▶ _EXERCISE OBJECTIVE_: List, from the lines below, each one with "screenshot" in it.

[Element data from apps and pages]
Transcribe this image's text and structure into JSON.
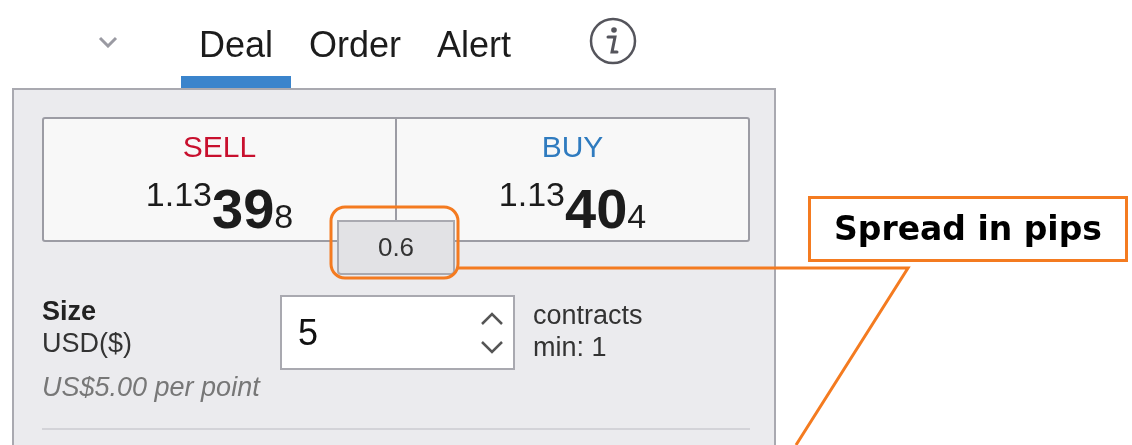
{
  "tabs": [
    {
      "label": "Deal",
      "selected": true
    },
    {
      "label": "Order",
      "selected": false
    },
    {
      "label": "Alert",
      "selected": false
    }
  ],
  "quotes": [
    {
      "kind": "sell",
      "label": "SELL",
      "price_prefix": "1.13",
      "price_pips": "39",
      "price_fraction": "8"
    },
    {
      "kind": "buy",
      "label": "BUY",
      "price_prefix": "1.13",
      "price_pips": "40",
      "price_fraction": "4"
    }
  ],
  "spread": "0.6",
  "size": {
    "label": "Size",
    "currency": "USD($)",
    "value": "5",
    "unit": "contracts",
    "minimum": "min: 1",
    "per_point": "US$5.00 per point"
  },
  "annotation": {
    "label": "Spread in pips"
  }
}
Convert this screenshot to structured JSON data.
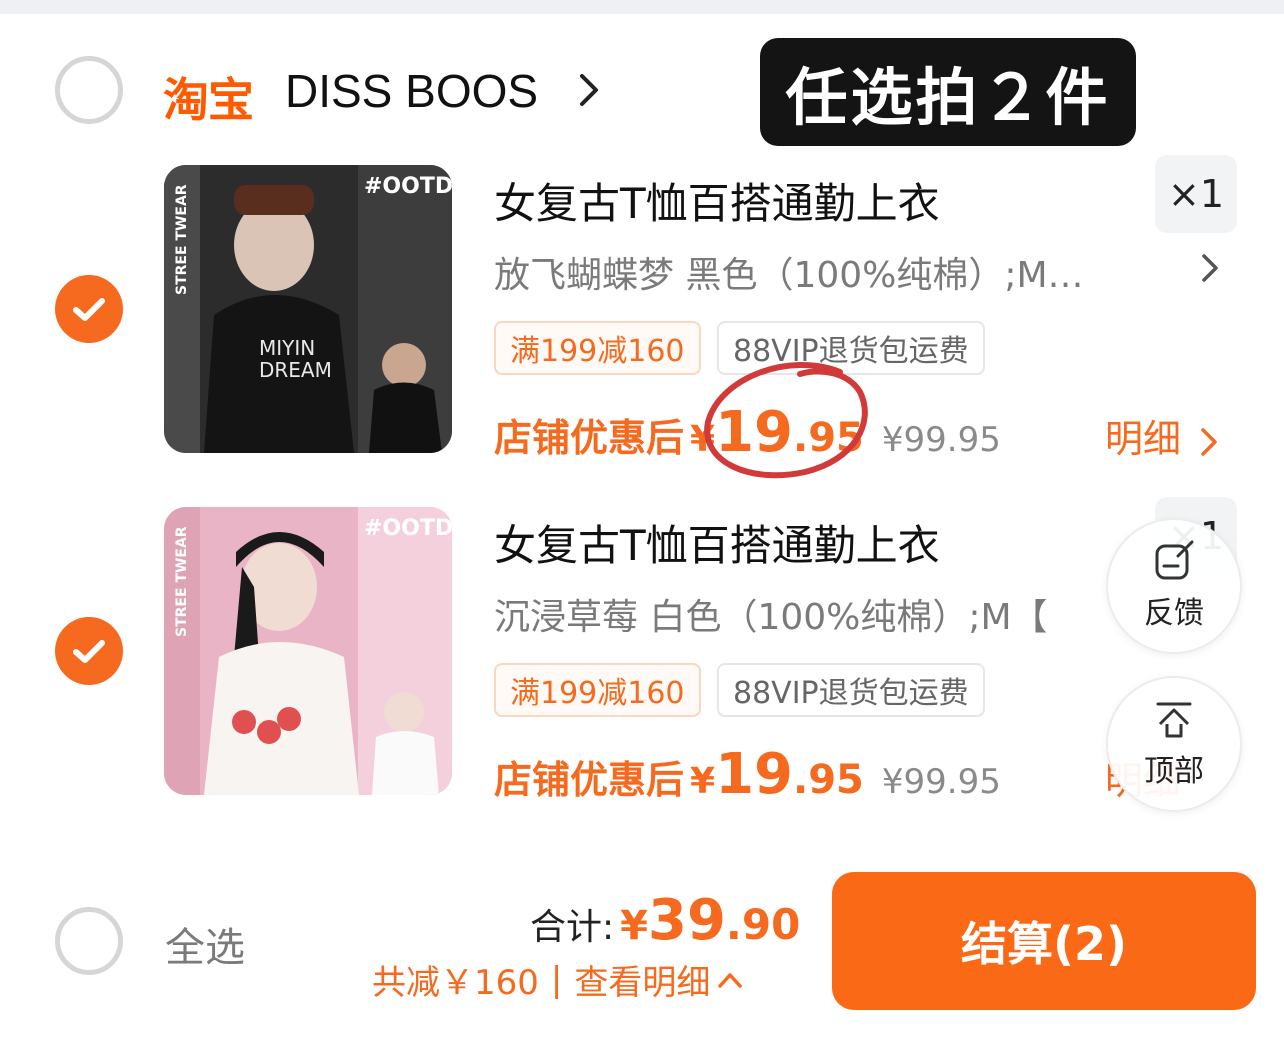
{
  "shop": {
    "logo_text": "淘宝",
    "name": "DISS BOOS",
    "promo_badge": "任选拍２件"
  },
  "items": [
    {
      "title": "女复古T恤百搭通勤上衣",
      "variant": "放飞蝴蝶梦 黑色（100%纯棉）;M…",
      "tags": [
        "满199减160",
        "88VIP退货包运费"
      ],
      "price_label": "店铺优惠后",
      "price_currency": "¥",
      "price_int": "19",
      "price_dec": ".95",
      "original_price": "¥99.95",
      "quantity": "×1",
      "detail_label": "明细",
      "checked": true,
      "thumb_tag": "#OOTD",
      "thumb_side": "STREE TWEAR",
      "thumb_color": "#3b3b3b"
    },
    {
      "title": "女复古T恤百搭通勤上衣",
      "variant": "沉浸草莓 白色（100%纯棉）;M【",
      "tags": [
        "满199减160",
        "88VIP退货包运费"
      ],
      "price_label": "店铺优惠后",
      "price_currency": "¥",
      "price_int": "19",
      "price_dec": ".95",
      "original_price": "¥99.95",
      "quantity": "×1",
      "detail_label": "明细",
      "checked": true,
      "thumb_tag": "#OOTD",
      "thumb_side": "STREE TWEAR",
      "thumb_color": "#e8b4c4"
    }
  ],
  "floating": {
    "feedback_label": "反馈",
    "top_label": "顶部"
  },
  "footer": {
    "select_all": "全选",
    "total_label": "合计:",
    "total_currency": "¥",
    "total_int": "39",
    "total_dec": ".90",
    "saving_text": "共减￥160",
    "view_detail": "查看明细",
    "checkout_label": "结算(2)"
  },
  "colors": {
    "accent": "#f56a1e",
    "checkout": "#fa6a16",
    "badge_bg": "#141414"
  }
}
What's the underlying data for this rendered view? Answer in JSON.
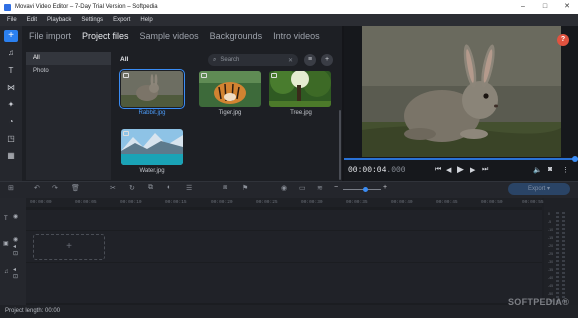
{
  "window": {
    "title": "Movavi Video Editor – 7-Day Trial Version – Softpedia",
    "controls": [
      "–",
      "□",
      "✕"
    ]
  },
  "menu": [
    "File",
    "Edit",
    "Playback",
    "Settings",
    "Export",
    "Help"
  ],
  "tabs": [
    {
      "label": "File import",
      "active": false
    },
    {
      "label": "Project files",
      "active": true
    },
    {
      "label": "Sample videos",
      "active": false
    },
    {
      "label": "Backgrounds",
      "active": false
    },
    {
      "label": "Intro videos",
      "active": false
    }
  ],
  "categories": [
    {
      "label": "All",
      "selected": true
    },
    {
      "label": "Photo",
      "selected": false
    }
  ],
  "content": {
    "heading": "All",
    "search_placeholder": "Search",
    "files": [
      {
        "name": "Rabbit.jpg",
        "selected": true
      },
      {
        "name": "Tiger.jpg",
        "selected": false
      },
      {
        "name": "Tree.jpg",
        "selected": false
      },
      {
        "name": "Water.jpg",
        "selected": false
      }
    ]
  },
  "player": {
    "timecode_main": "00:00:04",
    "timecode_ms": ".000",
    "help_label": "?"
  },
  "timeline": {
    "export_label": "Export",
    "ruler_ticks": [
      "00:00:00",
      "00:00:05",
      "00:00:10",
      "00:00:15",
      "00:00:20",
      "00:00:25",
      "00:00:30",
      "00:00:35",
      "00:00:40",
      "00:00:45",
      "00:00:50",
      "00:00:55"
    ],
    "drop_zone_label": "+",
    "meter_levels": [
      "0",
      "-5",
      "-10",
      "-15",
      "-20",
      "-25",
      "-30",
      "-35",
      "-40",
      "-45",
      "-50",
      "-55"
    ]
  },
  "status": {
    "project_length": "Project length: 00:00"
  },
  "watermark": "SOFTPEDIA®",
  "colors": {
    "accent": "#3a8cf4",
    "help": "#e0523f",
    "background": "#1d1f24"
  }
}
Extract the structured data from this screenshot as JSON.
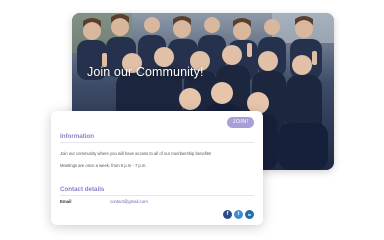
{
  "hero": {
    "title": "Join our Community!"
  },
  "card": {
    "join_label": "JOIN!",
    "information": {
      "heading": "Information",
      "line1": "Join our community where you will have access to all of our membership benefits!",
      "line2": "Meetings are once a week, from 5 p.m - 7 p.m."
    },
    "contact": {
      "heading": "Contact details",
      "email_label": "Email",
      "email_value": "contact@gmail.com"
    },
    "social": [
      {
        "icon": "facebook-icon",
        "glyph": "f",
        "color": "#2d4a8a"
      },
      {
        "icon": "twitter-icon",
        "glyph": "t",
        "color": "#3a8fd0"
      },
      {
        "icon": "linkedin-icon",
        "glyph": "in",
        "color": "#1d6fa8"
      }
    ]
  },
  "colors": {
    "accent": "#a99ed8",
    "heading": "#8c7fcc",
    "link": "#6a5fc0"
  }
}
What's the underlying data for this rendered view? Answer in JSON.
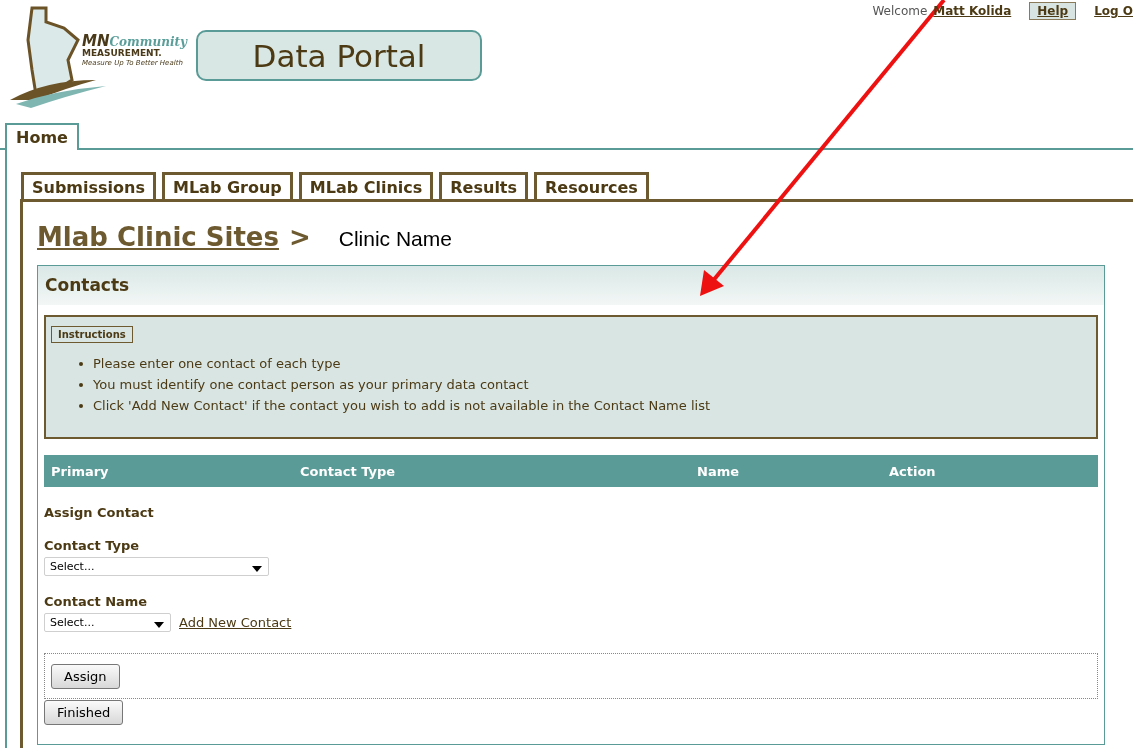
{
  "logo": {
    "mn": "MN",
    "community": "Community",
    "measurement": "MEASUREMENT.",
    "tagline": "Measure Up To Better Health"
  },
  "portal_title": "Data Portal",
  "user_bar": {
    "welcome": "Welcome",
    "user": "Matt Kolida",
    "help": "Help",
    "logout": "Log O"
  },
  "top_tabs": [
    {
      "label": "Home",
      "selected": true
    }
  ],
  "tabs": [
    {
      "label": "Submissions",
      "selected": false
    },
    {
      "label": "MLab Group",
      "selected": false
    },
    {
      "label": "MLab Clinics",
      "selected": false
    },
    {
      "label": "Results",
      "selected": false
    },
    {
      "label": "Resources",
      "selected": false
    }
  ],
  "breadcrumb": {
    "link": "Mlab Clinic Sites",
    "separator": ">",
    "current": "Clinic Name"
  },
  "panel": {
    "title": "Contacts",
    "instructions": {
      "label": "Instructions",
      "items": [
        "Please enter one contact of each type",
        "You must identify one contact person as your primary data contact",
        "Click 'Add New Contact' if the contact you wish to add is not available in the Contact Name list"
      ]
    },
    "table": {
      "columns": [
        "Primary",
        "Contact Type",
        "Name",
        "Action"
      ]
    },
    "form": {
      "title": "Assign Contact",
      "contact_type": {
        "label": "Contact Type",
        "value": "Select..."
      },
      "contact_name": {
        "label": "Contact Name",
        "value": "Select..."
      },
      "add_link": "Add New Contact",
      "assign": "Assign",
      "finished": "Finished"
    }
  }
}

▶ _WORKED SOLUTION_:
Convert this screenshot to structured JSON data.
Extract the structured data from this screenshot as JSON.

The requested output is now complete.